Assigned task :: Go through the material and copy each line that includes "xmlPath".
══ Material supplied
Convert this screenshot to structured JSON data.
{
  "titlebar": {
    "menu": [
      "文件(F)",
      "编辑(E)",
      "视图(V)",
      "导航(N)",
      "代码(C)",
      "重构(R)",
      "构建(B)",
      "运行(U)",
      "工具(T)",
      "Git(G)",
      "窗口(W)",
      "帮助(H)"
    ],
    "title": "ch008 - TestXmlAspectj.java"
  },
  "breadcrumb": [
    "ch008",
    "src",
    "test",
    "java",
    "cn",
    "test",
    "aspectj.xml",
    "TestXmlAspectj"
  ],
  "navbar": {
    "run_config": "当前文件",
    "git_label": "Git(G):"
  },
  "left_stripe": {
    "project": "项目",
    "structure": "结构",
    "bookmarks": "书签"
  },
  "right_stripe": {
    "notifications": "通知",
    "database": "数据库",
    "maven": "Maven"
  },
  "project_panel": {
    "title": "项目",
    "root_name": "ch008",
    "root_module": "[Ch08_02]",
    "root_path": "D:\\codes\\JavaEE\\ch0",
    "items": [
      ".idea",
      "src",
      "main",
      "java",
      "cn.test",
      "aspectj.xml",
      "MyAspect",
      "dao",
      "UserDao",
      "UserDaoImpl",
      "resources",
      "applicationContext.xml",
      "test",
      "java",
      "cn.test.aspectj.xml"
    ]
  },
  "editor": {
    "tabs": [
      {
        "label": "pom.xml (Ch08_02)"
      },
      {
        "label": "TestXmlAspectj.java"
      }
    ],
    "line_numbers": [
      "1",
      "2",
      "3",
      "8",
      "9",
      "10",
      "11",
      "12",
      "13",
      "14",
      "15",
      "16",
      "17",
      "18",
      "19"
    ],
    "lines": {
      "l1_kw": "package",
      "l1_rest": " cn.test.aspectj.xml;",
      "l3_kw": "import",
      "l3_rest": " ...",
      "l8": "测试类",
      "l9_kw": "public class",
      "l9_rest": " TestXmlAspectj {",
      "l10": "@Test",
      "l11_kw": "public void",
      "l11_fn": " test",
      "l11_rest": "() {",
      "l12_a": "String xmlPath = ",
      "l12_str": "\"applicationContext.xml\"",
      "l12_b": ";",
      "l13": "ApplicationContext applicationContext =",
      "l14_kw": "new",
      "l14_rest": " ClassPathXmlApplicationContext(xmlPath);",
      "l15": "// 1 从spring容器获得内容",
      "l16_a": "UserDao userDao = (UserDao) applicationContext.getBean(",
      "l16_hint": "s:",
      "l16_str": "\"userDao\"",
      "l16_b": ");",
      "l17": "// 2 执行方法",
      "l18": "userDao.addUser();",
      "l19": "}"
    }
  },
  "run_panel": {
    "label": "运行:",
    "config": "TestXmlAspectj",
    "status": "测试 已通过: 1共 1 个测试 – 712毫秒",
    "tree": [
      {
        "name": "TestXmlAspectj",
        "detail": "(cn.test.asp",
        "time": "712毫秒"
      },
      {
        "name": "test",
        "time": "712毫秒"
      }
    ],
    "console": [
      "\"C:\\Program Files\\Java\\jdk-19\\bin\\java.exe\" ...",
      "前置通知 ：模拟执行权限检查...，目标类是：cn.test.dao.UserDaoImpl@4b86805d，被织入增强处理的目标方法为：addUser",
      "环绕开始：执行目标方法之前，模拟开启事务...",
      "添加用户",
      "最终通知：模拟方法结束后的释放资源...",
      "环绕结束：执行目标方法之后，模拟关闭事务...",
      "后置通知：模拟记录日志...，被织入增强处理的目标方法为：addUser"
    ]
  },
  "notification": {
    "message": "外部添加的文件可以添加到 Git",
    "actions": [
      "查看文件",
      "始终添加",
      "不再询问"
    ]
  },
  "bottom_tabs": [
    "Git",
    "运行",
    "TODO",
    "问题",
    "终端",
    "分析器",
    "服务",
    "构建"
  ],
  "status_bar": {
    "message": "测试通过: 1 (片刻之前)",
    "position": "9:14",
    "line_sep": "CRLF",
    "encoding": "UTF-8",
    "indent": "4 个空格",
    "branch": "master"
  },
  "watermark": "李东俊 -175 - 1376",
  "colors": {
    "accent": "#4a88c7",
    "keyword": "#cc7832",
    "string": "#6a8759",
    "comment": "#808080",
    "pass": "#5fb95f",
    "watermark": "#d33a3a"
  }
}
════
Exercise solution ::
      "l12_a": "String xmlPath = ",
      "l14_rest": " ClassPathXmlApplicationContext(xmlPath);",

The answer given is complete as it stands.